Little girl holding balloon drawing

Young girl with a balloon

 

 

This sketch is of my daughter, with a different angle to usual – I naturally am mostly drawing faces but with this she had her back turned and was lit from the opposite side – I was facing the light. I drew the balloon in negative space as it was a more dramatic aspect, and allowed for the lightness of the balloon to be conveyed also.

It is a sketch that was meant to be a few second rough to paint from later, but as happens to me so often I ended up spending longer and longer building it up. I do still hope to paint it at some point. Time will tell if I ever get around to that. For now at least I have this sketch to remember the moment.

 

After Beaux

Ernesta with Nurse

After Beaux

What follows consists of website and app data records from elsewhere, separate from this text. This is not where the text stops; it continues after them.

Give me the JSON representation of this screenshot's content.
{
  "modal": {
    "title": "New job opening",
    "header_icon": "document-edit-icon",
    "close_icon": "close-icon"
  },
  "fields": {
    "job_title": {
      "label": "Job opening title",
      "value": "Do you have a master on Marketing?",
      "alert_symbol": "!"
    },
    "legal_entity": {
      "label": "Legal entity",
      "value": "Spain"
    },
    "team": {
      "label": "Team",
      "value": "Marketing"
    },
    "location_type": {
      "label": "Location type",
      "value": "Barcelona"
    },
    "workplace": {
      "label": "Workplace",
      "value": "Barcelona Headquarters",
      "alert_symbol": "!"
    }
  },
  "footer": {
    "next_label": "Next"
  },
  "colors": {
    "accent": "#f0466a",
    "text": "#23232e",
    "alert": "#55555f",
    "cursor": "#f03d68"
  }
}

While browsing my favourite bookshop (Charlie Byrnes in Galway city – http://charliebyrne.com/) I came across a lovely little book of paintings of children titled “Children of the Gilded Era: Portraits by Sargent, Renoir, Cassatt and their Contemporaries”. I have long admired Sargents’ pencil drawings, so that was enough to draw me in. The rest of it is a feast for the eyes, and great for someone like me who has a lot of child portraiture in my near future. The sketch above is based on a painting by Cecilia Beaux of her niece titled ‘Ernesta with Nurse’ which was exhibited in 1894 at the Society of American Artists.

Below is the sketch at an earlier stage, defini9ng the core areas in pencil. As the site is about bearing all I will always show these stages where I have then recorded.

Ernesta with Nurse

Rebecca making faces

Rebecca making faces

Rebecca making faces

 

This is my adorable daughter Rebecca, making faces as I foolishly asked her to give me a big smile! She is such great fun to be around, I spend so much of our time together in fits of laughter. Parenting can be tiring, but it is definitely the most rewarding thing you can do in life.

I didn’t finish it but as you’ll notice as you go through the site, I really like partly completed drawings. There is something about an unfinished drawing that is like watching a mix between a blueprint design and a finished product. You can see how it is being built, at the same time as seeing how it will end up.

Feeding time

Feeding time

Feeding time

 

My wife and I had a new baby boy a few weeks ago. He is adorable. This is a quick sketch of Julie-Anne feeding him. A great one for sketching as she was not likely to move too much. I always find babies hard to draw but hope to practice a lot with little Alan and have a whole catalogue of drawings of him as he grows to give to him some day.

I’m also going to include here the first pencil sketch and the first wash. I want to show my process wherever possible (as in, wherever I remember to take a picture midway) so that people can either pick up ideas from me, or advise me of alternative methods.

First drawing - feeding time

 

After the quick drawing above to get the lay of the land as they say, I wanted to get some quick colour references down for myself, in case the bottle was finished and my sitter was gone. This also acted as my first wash so I wasn’t just splashing it on, I was considering where the marks would serve as underlay to final washes. That stage is shown below.

First wash - feeding time

Girl in lines

Girl in lines

Girl in lines

 

I did this drawing, or perhaps I should call it painting?, back in the early ’90s. Nothing too special but surprisingly I had a number of offers to purchase it. In retrospect I think I should have sold it, but when I like a drawing or painting I do I hate to sell or give them away, as I can’t look at them again. I think that concept of always being able to see my work, but still wanting to make a living out of art is a lot of why I studied printmaking in art college – I could make an edition of a print and sell them, but always keep at least one copy for myself.

 

 

Girl in lines

Rebecca in a wolly hat

Rebecca in a wolly hat

Rebecca in a wolly hat

 

I tend to paint in acrylic, but wanted to try out watercolours last year. They are so much easier to travel with that I thought the change would be worth the effort. This is one of my early attempts.

It will take me a while to get good with them, but it is an enjoyable experience learning so far. An interesting difference in technique to what I am used to, and also some interesting effects that would not be easy to reproduce with acrylic or oils.

Love + Trust

Love + Trust

 

I did this silkscreen print back in 1997, and found a few from the edition a year or so back while clearing out an old portfolio case. It was actually the top of a larger drawing that I used in a different print. I like it. It sums up a phase in my life for me.

 

Julie-Anne

Julie-Anne

Julie-Anne

I was trying to simplify my wife’s facial structure here, to get the very essence of it, with as little line as possible. The idea was I could then concentrate on those lines in a loose, few brush-strokes, black ink painting. Think of Chinese/Japanese calligraphy brush-strokes – that sort of idea.  I never got the second step done but do still like this working drawing.